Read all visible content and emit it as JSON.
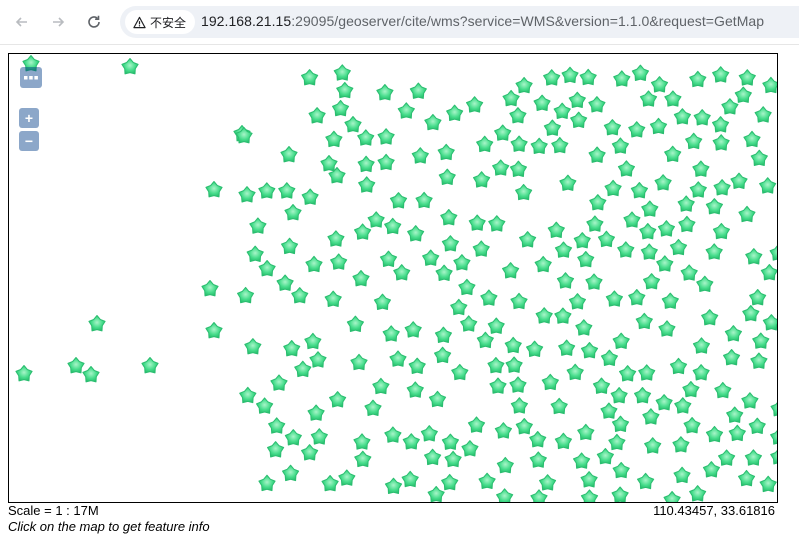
{
  "browser": {
    "security_label": "不安全",
    "url_host": "192.168.21.15",
    "url_rest": ":29095/geoserver/cite/wms?service=WMS&version=1.1.0&request=GetMap"
  },
  "map": {
    "zoom_in": "+",
    "zoom_out": "−",
    "marker_color": "#3ddc84",
    "marker_count": "approximately 300 star-shaped point markers"
  },
  "footer": {
    "scale": "Scale = 1 : 17M",
    "coords": "110.43457, 33.61816",
    "hint": "Click on the map to get feature info"
  }
}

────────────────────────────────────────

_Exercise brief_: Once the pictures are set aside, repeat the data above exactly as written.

_Task output_:
Read all visible content and emit it as JSON.
{
  "browser": {
    "security_label": "不安全",
    "url_host": "192.168.21.15",
    "url_rest": ":29095/geoserver/cite/wms?service=WMS&version=1.1.0&request=GetMap"
  },
  "map": {
    "zoom_in": "+",
    "zoom_out": "−",
    "marker_color": "#3ddc84",
    "marker_count": "approximately 300 star-shaped point markers"
  },
  "footer": {
    "scale": "Scale = 1 : 17M",
    "coords": "110.43457, 33.61816",
    "hint": "Click on the map to get feature info"
  }
}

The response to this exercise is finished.